Sand down the joint where the two doors come together in the middle of the front of the box. It makes a nice seal for the cigars as is, but once you varnish up the box and get your pens in, you’ll want to loosen up the fit.
If you start feeling weird while working with the Spanish Cedar (the particular wood these boxes are made off), wear a dust mask. Some people who work with this wood report online that they are allergic or sensitive to the dust — although Richard and I are not.
Add self-adhesive felt pads on the bottom of the box — get these at Home Depot or at craft stores — to keep it from scratching the desk, table or bookshelf it will live on.
Still with me? If so, good luck. I am making six of these babies, and they look fantastic. They’re cheap to make. Before actually doing such a project, it can seem like a multi-step, insurmountable project, but it’s actually pretty basic.
If I can do it — I’m not a craftsman, I’m pretty ham-fisted when it comes to these things — you definitely can. Piece of cake. Get sucked into the story yourself, and go try this. You’ll be pleased with the results.
Further Reading: Antique Trunks: Identification & Price Guide, by Pat Morse
Pat Morse wrote both the guide to restoring trunks referenced above and this richly illustrated field guide to trunks. Trunk restoration is actually a fun, rewarding project — and if you're into retrofitting cigar boxes for pen storage, a lot of the principles and ideas shown in both this book and the restoration guide apply.
|Freelance writer Don Fluckinger lives in Nashua, New Hampshire, and is the son-in-law of Richard Binder. His articles have been published in Antiques Roadshow Insider, The Boston Globe, and on the Biddersedge.com collectibles Web site.
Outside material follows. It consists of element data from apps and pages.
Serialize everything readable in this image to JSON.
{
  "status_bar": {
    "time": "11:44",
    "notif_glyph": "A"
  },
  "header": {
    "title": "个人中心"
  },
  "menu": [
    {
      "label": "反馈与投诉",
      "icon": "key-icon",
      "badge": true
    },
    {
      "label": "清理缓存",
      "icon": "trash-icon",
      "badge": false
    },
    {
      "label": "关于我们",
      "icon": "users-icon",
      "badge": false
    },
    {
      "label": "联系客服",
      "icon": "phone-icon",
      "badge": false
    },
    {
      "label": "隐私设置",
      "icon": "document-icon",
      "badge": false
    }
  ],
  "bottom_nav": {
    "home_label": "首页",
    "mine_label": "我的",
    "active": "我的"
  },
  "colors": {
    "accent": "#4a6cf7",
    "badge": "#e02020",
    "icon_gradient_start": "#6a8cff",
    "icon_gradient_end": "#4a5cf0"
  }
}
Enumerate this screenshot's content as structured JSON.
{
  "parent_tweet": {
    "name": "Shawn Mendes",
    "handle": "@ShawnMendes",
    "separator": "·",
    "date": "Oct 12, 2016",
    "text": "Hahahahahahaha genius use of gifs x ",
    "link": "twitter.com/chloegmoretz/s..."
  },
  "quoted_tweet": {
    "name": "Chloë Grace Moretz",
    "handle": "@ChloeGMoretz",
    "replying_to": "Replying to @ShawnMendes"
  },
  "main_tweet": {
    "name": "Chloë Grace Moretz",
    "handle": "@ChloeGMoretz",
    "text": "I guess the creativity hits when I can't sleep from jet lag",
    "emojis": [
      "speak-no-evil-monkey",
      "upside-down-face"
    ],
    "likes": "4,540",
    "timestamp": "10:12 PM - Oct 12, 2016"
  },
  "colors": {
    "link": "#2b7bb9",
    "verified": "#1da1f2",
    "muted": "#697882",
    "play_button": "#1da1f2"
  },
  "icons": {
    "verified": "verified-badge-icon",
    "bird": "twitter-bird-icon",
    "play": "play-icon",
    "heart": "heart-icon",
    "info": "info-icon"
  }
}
Please note: Any opinions stated in this column are Don’s alone and do not necessarily reflect those of Richard Binder or this Web site.|